Virtualize where possible:

Create virtualized containers on top of all computing devices; by creating a software layer that’s separate from the physical hardware, IT can take action by building, configuring, changing and decommissioning hardware all from one unified management interface.  Dynamic swaps of space and configurations can be done on the fly; IT is no longer bound by how much capacity is available at a given point in time.  Imagine it this way: If you buried all your money in the back yard in various containers holding different denominations, you would have to dig each container up each time you needed a specific sum rather than simply going to the bank and withdrawing exactly what you need when you need it most. That’s the difference between managing a physical data center and a virtualized one.

Buy the right fuel:

Think of compute capacity as the fuel that runs the data center.  Like gasoline for cars, compute capacity comes in different varieties – public cloud, on-premise private cloud, or a hybrid combination of the two.  The goal is to buy the compute capacity that will most cost effectively fuel the engine of the organization’s new software-defined data center.

Orchestrate and automate:

Ask yourself how much of what you do on a daily basis is held strictly in your head or resides inside the minds of key employees?  If some of those tasks are truly repetitive, they can be orchestrated and automated, freeing IT staff from mundane processes by moving that intellectual property into software and, thereby, allowing internal talent to focus on innovation and market differentiators that create true competitive advantage.

Create a service catalog:

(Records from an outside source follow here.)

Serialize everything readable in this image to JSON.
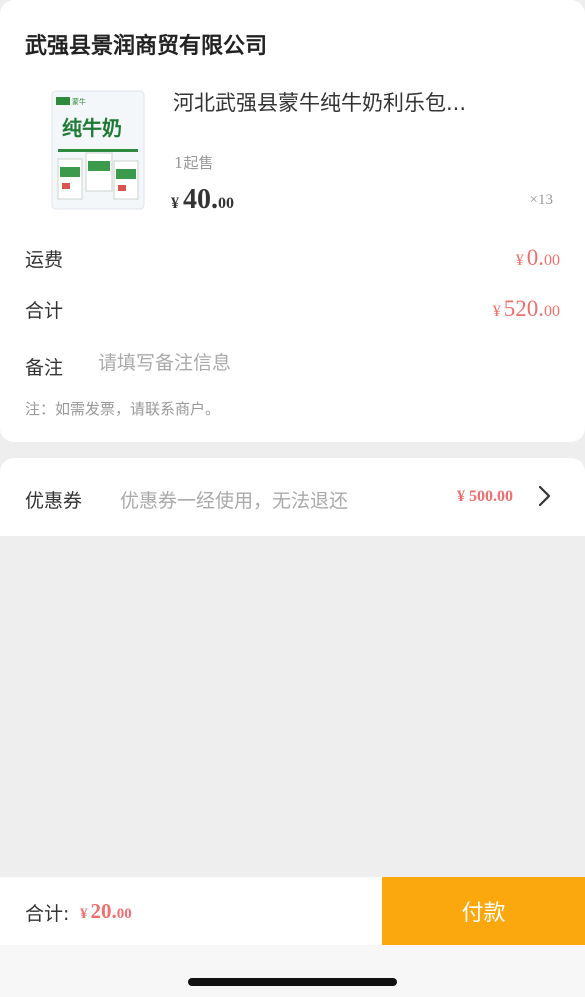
{
  "order": {
    "shop_name": "武强县景润商贸有限公司",
    "product": {
      "title": "河北武强县蒙牛纯牛奶利乐包...",
      "min_sale": "1起售",
      "price_currency": "¥",
      "price_int": "40.",
      "price_dec": "00",
      "quantity": "×13",
      "image_text": "纯牛奶",
      "image_brand": "蒙牛"
    },
    "shipping": {
      "label": "运费",
      "currency": "¥",
      "int": "0.",
      "dec": "00"
    },
    "subtotal": {
      "label": "合计",
      "currency": "¥",
      "int": "520.",
      "dec": "00"
    },
    "remark": {
      "label": "备注",
      "placeholder": "请填写备注信息",
      "value": ""
    },
    "note": "注：如需发票，请联系商户。"
  },
  "coupon": {
    "label": "优惠券",
    "description": "优惠券一经使用，无法退还",
    "amount": "¥ 500.00",
    "chevron_icon": "chevron-right-icon"
  },
  "footer": {
    "total_label": "合计:",
    "total_currency": "¥",
    "total_int": "20.",
    "total_dec": "00",
    "pay_label": "付款"
  },
  "colors": {
    "accent": "#fba70e",
    "price_red": "#ef6e6e",
    "background": "#eeeeee"
  }
}
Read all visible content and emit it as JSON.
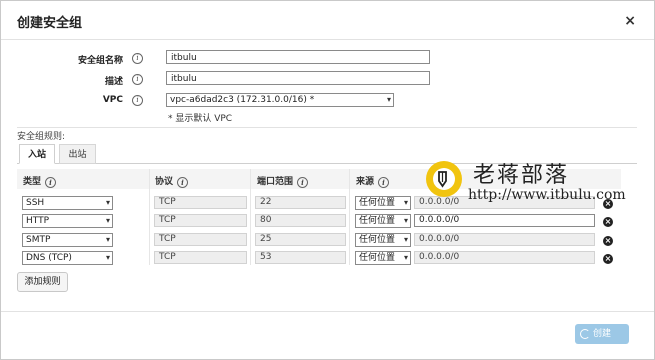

Typical IT departments have key services they provide over and over again.  They are prompted to provide these services when they receive a service ticket, an email, a panicked phone call, or have someone yelling at them – but there is a better way.  Just like retailers offering everything from sporting goods to men’s wear, IT departments can create a catalog of technology services that allows people to simply place an order for the service they need and be charged for it internally.  The idea of providing technology as a service to internal users via a catalog or portal also gives IT the ability to illustrate time, value and return on investment in a clearer and more meaningful way.  A word of caution: A common pitfall is the temptation to focus more time and attention on creating a beautiful service catalog than on bolstering the services and IT functions behind it.  If the CEO uses the portal only to discover that the system doesn’t work properly, both you and your IT department may lose more than an opportunity to impress.

Consider disaster recovery

Have a mobile phone with a broken screen?  No problem. As quickly as you can get to the carrier’s store, you can buy a new phone and simply move your contacts, photos and apps over to the new one; that’s because those valuable data sets and applications are software-based.  The same holds true in a software-defined data center. When everything is virtual, disaster recovery (DR) becomes markedly easier.  No more hours and weeks of building a complicated DR plan; since the data center is all operating from software, if the hardware goes down, just replace the hardware and copy the software onto it again.

Did you know that most CIOs and IT leaders (95 percent) believe software-defined solutions will soon impact their IT services and delivery strategies?  To learn more, download Logicalis’ 2014 and 2015 studies, then explore its software-defined data center Web site: You may also want to examine the benefits of SDDC and the relationship between SDDC and the service-defined enterprise. Read about the reasons SDDC makes sense, then find out how SDDC can help redefine your data center by registering to attend a Logicalis SDDC workshop: